When we try and encourage certain behaviours in the workplace, there’s a strong perception that the primary tools in our arsenal are intrinsic ones. For instance, various studies into what motivates people to participate in open innovation challenges suggest the main reasons revolve around a love of the topic and freedom to express themselves. The loot on offer to the winner seldom gets a mention.
I’ve written a few times about the role of extrinsic factors (usually pay) in collaboration. One experiment revealed that in controlled settings where no incentives were given to either cooperate or not cooperate, that individuals typically behaved in a self-interested fashion. They literally did not trust each other when there was nothing for them to exchange.
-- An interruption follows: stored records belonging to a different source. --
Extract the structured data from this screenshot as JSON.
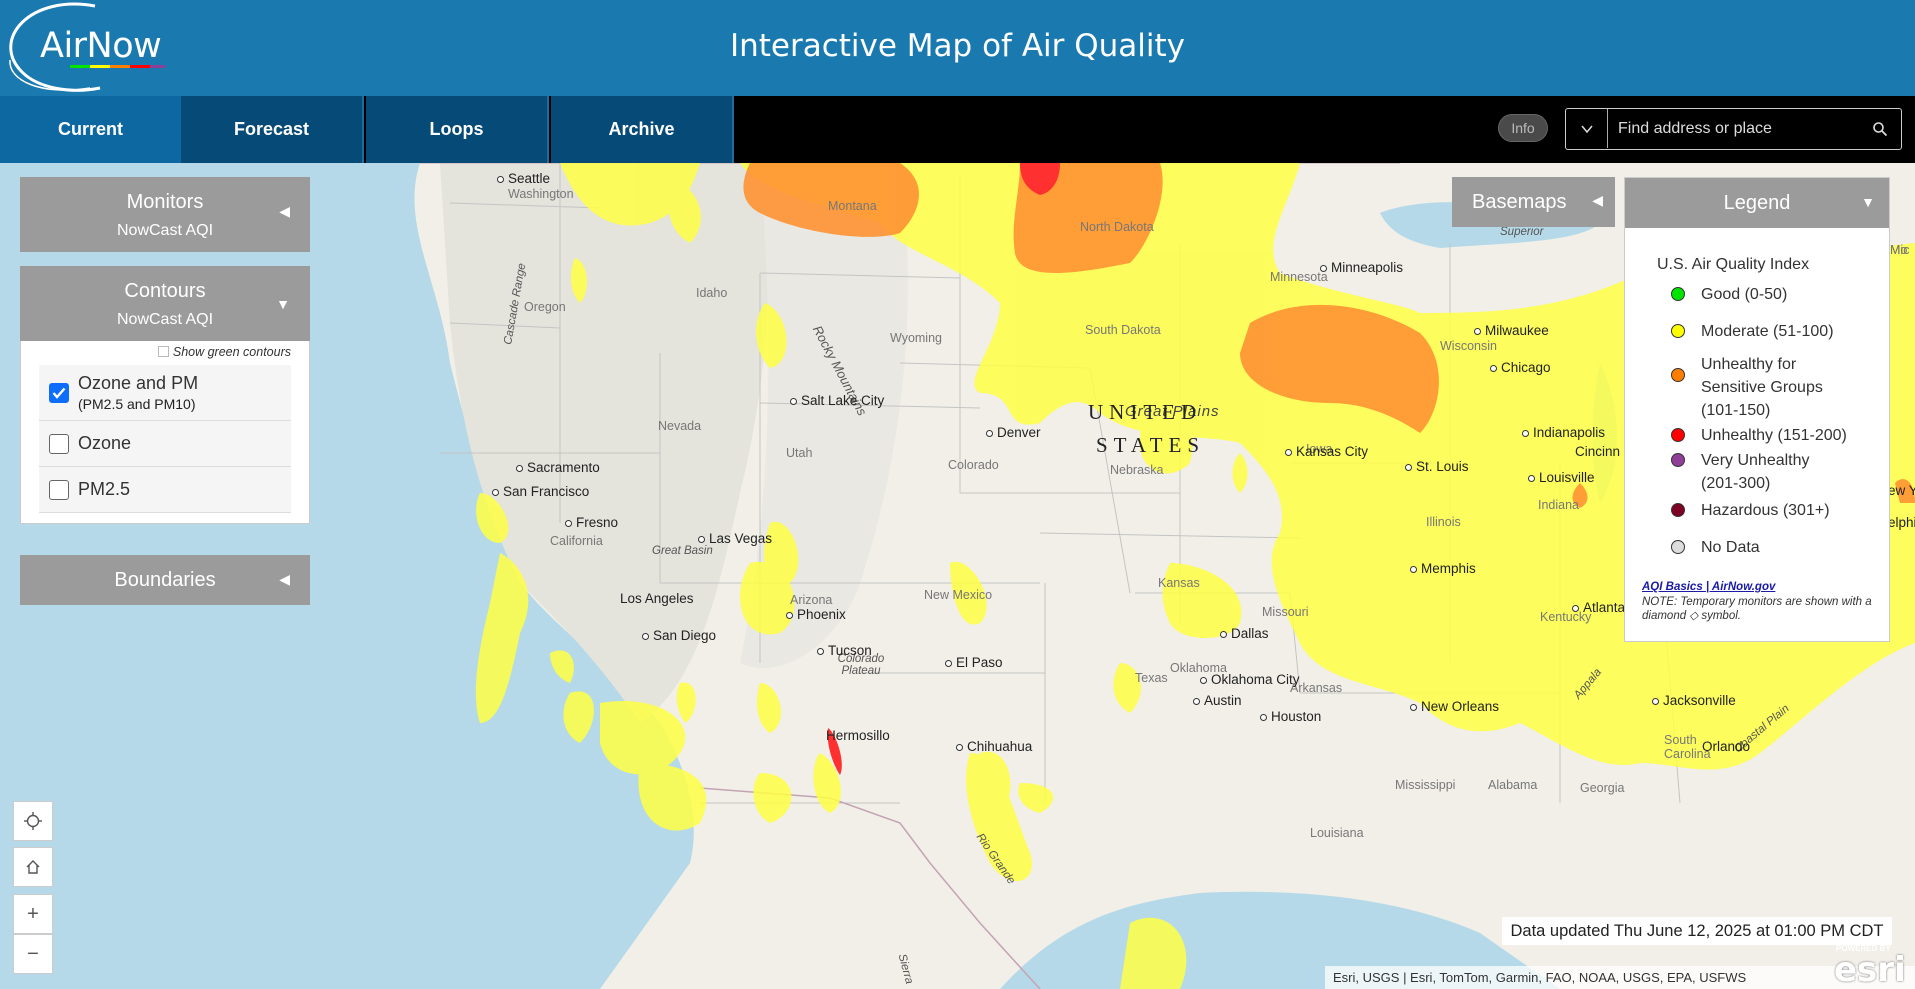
{
  "header": {
    "logo_text": "AirNow",
    "title": "Interactive Map of Air Quality"
  },
  "nav": {
    "tabs": [
      {
        "label": "Current"
      },
      {
        "label": "Forecast"
      },
      {
        "label": "Loops"
      },
      {
        "label": "Archive"
      }
    ],
    "active_tab": "Current",
    "info_label": "Info",
    "search": {
      "placeholder": "Find address or place",
      "value": ""
    }
  },
  "panels": {
    "monitors": {
      "title": "Monitors",
      "subtitle": "NowCast AQI",
      "state": "collapsed"
    },
    "contours": {
      "title": "Contours",
      "subtitle": "NowCast AQI",
      "state": "expanded",
      "show_green_label": "Show green contours",
      "show_green_checked": false,
      "options": [
        {
          "label": "Ozone and PM",
          "sublabel": "(PM2.5 and PM10)",
          "checked": true
        },
        {
          "label": "Ozone",
          "sublabel": "",
          "checked": false
        },
        {
          "label": "PM2.5",
          "sublabel": "",
          "checked": false
        }
      ]
    },
    "boundaries": {
      "title": "Boundaries",
      "state": "collapsed"
    }
  },
  "basemaps": {
    "label": "Basemaps"
  },
  "legend": {
    "header": "Legend",
    "title": "U.S. Air Quality Index",
    "items": [
      {
        "label": "Good (0-50)",
        "color": "#00e400"
      },
      {
        "label": "Moderate (51-100)",
        "color": "#ffff00"
      },
      {
        "label": "Unhealthy for Sensitive Groups (101-150)",
        "color": "#ff7e00"
      },
      {
        "label": "Unhealthy (151-200)",
        "color": "#ff0000"
      },
      {
        "label": "Very Unhealthy (201-300)",
        "color": "#8f3f97"
      },
      {
        "label": "Hazardous (301+)",
        "color": "#7e0023"
      },
      {
        "label": "No Data",
        "color": "#dddddd"
      }
    ],
    "link": "AQI Basics | AirNow.gov",
    "note": "NOTE: Temporary monitors are shown with a diamond ◇ symbol."
  },
  "map": {
    "cities": [
      "Seattle",
      "Salt Lake City",
      "Denver",
      "Sacramento",
      "San Francisco",
      "Fresno",
      "Las Vegas",
      "Los Angeles",
      "San Diego",
      "Phoenix",
      "Tucson",
      "El Paso",
      "Hermosillo",
      "Chihuahua",
      "Minneapolis",
      "Milwaukee",
      "Chicago",
      "Indianapolis",
      "Kansas City",
      "St. Louis",
      "Louisville",
      "Cincinn",
      "Oklahoma City",
      "Memphis",
      "Dallas",
      "Austin",
      "Houston",
      "New Orleans",
      "Atlanta",
      "Jacksonville",
      "Orlando"
    ],
    "states": [
      "Washington",
      "Oregon",
      "Idaho",
      "Montana",
      "Wyoming",
      "Nevada",
      "California",
      "Utah",
      "Colorado",
      "Arizona",
      "New Mexico",
      "Texas",
      "North Dakota",
      "South Dakota",
      "Nebraska",
      "Kansas",
      "Oklahoma",
      "Minnesota",
      "Iowa",
      "Wisconsin",
      "Illinois",
      "Indiana",
      "Kentucky",
      "Missouri",
      "Arkansas",
      "Mississippi",
      "Alabama",
      "Georgia",
      "Louisiana",
      "South Carolina",
      "Mic"
    ],
    "regions": [
      "Great Plains",
      "Great Basin",
      "Colorado Plateau",
      "Rocky Mountains",
      "Cascade Range",
      "Superior",
      "Appala",
      "Coastal Plain",
      "Rio Grande",
      "Sierra",
      "Mo",
      "ew Y",
      "elphi"
    ],
    "nation_line1": "UNITED",
    "nation_line2": "STATES",
    "aqi_contour_colors": {
      "moderate": "#ffff00",
      "usg": "#ff7e00",
      "unhealthy": "#ff0000"
    }
  },
  "controls": {
    "locate_icon": "crosshair-icon",
    "home_icon": "home-icon",
    "zoom_in": "+",
    "zoom_out": "−"
  },
  "footer": {
    "updated": "Data updated Thu June 12, 2025 at 01:00 PM CDT",
    "attribution": "Esri, USGS | Esri, TomTom, Garmin, FAO, NOAA, USGS, EPA, USFWS",
    "esri_powered": "POWERED BY",
    "esri_logo": "esri"
  }
}
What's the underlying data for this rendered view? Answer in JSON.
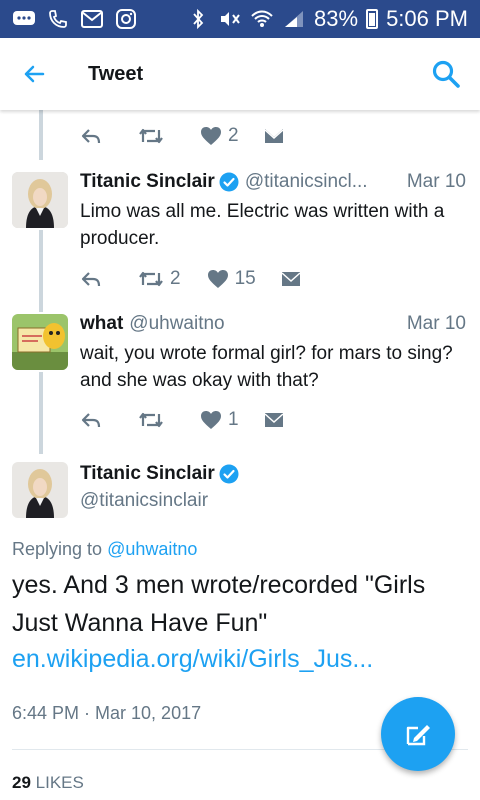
{
  "status_bar": {
    "battery": "83%",
    "time": "5:06 PM"
  },
  "header": {
    "title": "Tweet"
  },
  "top_actions": {
    "like_count": "2"
  },
  "reply1": {
    "name": "Titanic Sinclair",
    "handle": "@titanicsincl...",
    "date": "Mar 10",
    "text": "Limo was all me. Electric was written with a producer.",
    "retweet_count": "2",
    "like_count": "15"
  },
  "reply2": {
    "name": "what",
    "handle": "@uhwaitno",
    "date": "Mar 10",
    "text": "wait, you wrote formal girl? for mars to sing? and she was okay with that?",
    "like_count": "1"
  },
  "main_tweet": {
    "name": "Titanic Sinclair",
    "handle": "@titanicsinclair",
    "replying_prefix": "Replying to",
    "replying_to": "@uhwaitno",
    "text": "yes.  And 3 men wrote/recorded \"Girls Just Wanna Have Fun\"",
    "link": "en.wikipedia.org/wiki/Girls_Jus...",
    "timestamp": "6:44 PM · Mar 10, 2017",
    "likes_count": "29",
    "likes_label": "LIKES"
  },
  "colors": {
    "brand": "#1da1f2",
    "status_bar": "#2b4a8c",
    "muted": "#657786",
    "verified": "#1da1f2"
  }
}
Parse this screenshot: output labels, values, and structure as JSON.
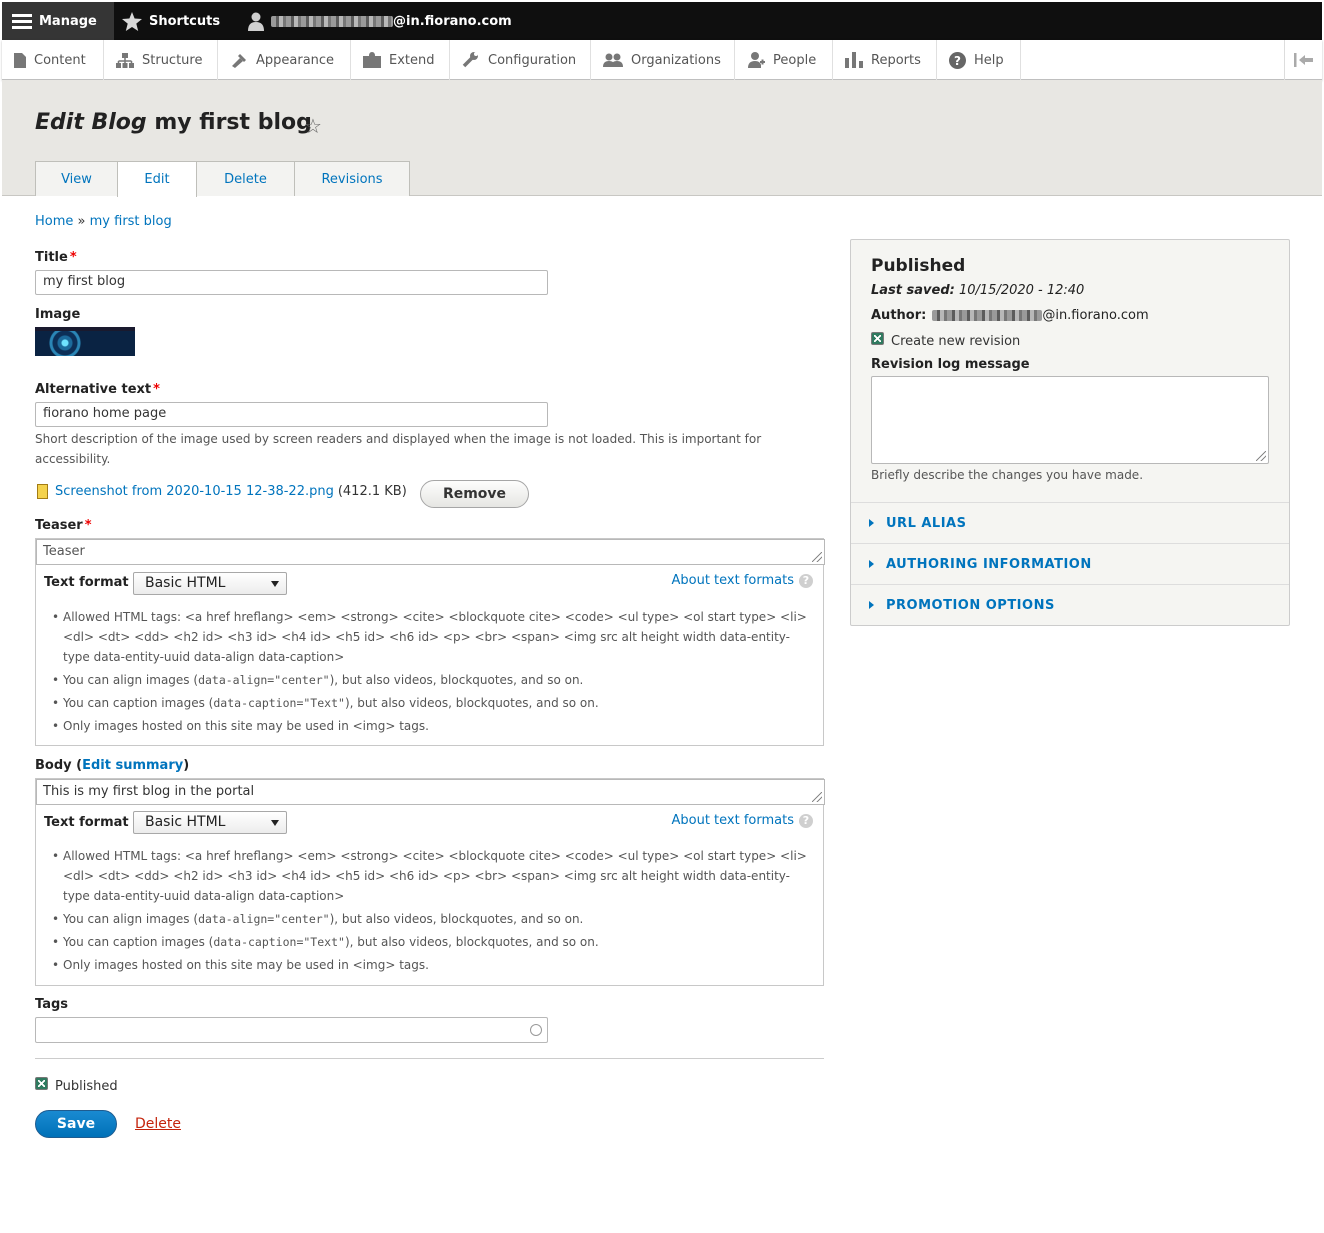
{
  "toolbar": {
    "manage": "Manage",
    "shortcuts": "Shortcuts",
    "user_domain": "@in.fiorano.com"
  },
  "tray": {
    "items": [
      "Content",
      "Structure",
      "Appearance",
      "Extend",
      "Configuration",
      "Organizations",
      "People",
      "Reports",
      "Help"
    ]
  },
  "header": {
    "title_em": "Edit Blog",
    "title_rest": "my first blog",
    "tabs": [
      "View",
      "Edit",
      "Delete",
      "Revisions"
    ]
  },
  "breadcrumb": {
    "home": "Home",
    "sep": "»",
    "current": "my first blog"
  },
  "form": {
    "title_label": "Title",
    "title_value": "my first blog",
    "image_label": "Image",
    "alt_label": "Alternative text",
    "alt_value": "fiorano home page",
    "alt_desc": "Short description of the image used by screen readers and displayed when the image is not loaded. This is important for accessibility.",
    "file_name": "Screenshot from 2020-10-15 12-38-22.png",
    "file_size": "(412.1 KB)",
    "remove_label": "Remove",
    "teaser_label": "Teaser",
    "teaser_placeholder": "Teaser",
    "text_format_label": "Text format",
    "text_format_value": "Basic HTML",
    "about_formats": "About text formats",
    "tips": {
      "allowed": "Allowed HTML tags: <a href hreflang> <em> <strong> <cite> <blockquote cite> <code> <ul type> <ol start type> <li> <dl> <dt> <dd> <h2 id> <h3 id> <h4 id> <h5 id> <h6 id> <p> <br> <span> <img src alt height width data-entity-type data-entity-uuid data-align data-caption>",
      "align_pre": "You can align images (",
      "align_code": "data-align=\"center\"",
      "align_post": "), but also videos, blockquotes, and so on.",
      "caption_pre": "You can caption images (",
      "caption_code": "data-caption=\"Text\"",
      "caption_post": "), but also videos, blockquotes, and so on.",
      "hosted": "Only images hosted on this site may be used in <img> tags."
    },
    "body_label": "Body (",
    "edit_summary": "Edit summary",
    "body_label_end": ")",
    "body_value": "This is my first blog in the portal",
    "tags_label": "Tags",
    "published_label": "Published",
    "save_label": "Save",
    "delete_label": "Delete"
  },
  "sidebar": {
    "status": "Published",
    "last_saved_label": "Last saved:",
    "last_saved_value": "10/15/2020 - 12:40",
    "author_label": "Author:",
    "author_domain": "@in.fiorano.com",
    "create_revision": "Create new revision",
    "revision_label": "Revision log message",
    "revision_desc": "Briefly describe the changes you have made.",
    "sections": [
      "URL ALIAS",
      "AUTHORING INFORMATION",
      "PROMOTION OPTIONS"
    ]
  }
}
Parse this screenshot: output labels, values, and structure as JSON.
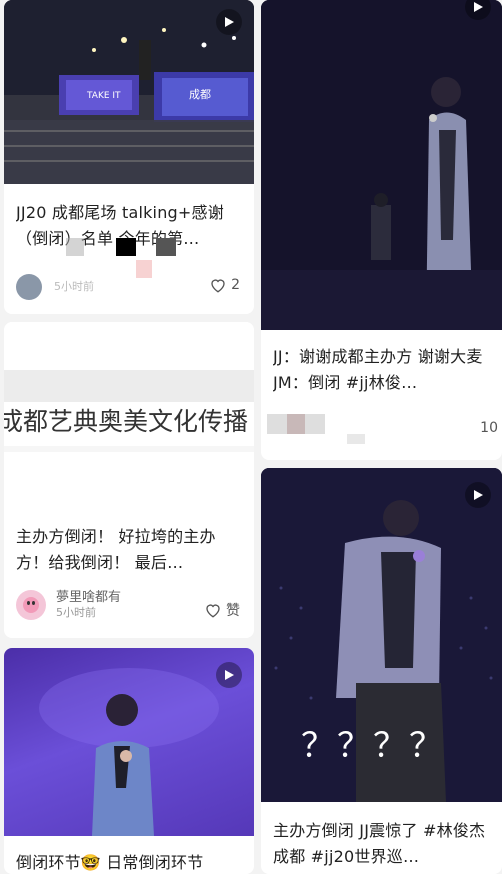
{
  "cards": [
    {
      "title": "JJ20 成都尾场 talking+感谢（倒闭）名单 今年的第…",
      "time": "5小时前",
      "likes": "2",
      "icon": "play-icon"
    },
    {
      "title": "JJ：谢谢成都主办方 谢谢大麦 JM：倒闭 #jj林俊…",
      "likes": "10",
      "icon": "play-icon"
    },
    {
      "banner_text": "成都艺典奥美文化传播",
      "title": "主办方倒闭！ 好拉垮的主办方！给我倒闭！ 最后…",
      "username": "夢里啥都有",
      "time": "5小时前",
      "likes": "赞"
    },
    {
      "overlay_text": "？？？？",
      "title": "主办方倒闭 JJ震惊了 #林俊杰成都 #jj20世界巡…",
      "icon": "play-icon"
    },
    {
      "title": "倒闭环节🤓 日常倒闭环节",
      "icon": "play-icon"
    }
  ],
  "colors": {
    "stage_dark": "#14122a",
    "stage_purple": "#3a2a7a",
    "video_purple": "#6a4fd0",
    "card_bg": "#ffffff",
    "page_bg": "#f3f3f3"
  }
}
The researchers then introduced a form of currency to see what impact it would have on cooperation between participants, and found that it had a significantly positive impact. Whereas previously individuals would act in their own interests, when currency was added, they began using them in exchange for help, and vice versa expecting payment for help they offered to others.
“It’s not that they trusted others, but they trusted that others would help in exchange for a token,” the researcher explained. “This object, which has no intrinsic value, acquired value and became a symbol of trust.”
Does pay have a role in innovation?
A recent study from the University of Toronto set out to explore whether pay and bonuses had any impact upon innovative ideas or new products.
They trawled through around seven years of survey data and found that, whilst salary and performance related bonuses had little impact upon innovation, prosocial bonuses and other employee perks did seem to.
“You can pay employees to innovate if you do it properly. But be aware that individual incentives really are not going to help,” the researchers declare.
The findings chime with research into so called prosocial bonuses, whereby employees are awarded a bonus under the proviso that they award that bonus to a strong performing colleague. They calculated that when a $10 bonus was given to a salesman to spend on himself, he only generated $3 in extra sales, so a $7 loss. When the salesman was given a $10 bonus to give to a colleague however, the prosocial bonus yielded an extra $52 in increased sales.
The Toronto study suggested that innovation is largely a collaborative endeavour, and the prosocial benefits are designed to encourage collaboration. It also suggests that spreading the benefits also spreads the risk, therefore encouraging employees to take a punt.
Suffice to say, prosocial bonuses are not really in the mainstream, yet, but an increasing body of research suggests that won’t remain the case for long.